§ Work to be completed: What lines in the following entries hold the word "입력해주세요"? Copy each one.

Dataset rows for apps and sites:
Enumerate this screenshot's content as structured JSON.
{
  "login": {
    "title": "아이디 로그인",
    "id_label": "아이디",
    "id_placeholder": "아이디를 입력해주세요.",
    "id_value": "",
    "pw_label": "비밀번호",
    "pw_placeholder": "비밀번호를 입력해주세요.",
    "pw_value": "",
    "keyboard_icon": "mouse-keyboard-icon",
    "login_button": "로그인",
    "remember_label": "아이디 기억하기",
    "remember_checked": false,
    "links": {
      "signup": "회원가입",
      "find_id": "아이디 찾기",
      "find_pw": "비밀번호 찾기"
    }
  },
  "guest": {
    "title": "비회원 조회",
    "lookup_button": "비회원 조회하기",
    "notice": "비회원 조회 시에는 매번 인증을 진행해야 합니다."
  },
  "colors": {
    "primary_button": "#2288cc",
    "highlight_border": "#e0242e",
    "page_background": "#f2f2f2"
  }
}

§ Response:
    "id_placeholder": "아이디를 입력해주세요.",
    "pw_placeholder": "비밀번호를 입력해주세요.",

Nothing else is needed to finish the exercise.